───── Entries supplied

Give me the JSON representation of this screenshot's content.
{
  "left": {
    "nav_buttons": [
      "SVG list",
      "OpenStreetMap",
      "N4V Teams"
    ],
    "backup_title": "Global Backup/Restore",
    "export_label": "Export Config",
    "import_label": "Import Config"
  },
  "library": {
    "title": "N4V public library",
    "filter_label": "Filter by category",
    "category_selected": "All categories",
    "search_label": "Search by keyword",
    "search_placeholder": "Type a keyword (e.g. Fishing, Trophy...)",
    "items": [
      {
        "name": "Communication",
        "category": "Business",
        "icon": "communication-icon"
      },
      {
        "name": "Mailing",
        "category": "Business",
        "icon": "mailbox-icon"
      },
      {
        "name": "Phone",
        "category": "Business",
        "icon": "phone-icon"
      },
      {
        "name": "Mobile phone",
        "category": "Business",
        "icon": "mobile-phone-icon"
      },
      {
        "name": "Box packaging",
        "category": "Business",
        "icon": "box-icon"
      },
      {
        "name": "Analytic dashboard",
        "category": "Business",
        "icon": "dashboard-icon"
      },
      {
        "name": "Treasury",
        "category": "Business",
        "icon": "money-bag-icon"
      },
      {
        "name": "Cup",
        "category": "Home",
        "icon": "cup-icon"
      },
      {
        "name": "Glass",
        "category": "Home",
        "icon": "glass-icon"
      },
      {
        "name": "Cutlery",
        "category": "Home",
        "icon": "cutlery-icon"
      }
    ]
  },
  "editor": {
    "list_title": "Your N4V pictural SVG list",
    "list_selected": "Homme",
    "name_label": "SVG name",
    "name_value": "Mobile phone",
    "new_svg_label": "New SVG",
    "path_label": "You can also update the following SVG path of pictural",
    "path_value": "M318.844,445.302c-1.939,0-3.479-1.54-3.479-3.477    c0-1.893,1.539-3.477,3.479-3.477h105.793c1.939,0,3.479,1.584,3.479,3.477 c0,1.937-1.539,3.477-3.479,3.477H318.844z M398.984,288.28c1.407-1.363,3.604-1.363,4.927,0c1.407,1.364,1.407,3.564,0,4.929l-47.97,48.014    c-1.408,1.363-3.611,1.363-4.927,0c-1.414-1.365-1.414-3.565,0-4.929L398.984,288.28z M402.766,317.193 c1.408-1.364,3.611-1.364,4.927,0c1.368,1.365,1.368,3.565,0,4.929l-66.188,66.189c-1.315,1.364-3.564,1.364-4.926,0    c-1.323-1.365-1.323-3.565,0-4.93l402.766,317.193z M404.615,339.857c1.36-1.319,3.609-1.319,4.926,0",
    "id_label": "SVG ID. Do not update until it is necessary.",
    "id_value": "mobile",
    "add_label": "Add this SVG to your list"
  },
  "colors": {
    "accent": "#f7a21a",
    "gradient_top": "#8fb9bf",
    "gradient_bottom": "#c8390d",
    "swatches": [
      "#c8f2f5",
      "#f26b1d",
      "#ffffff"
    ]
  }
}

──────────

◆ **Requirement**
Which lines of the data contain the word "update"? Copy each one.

◆ **Solution for this problem**
    "path_label": "You can also update the following SVG path of pictural",
    "id_label": "SVG ID. Do not update until it is necessary.",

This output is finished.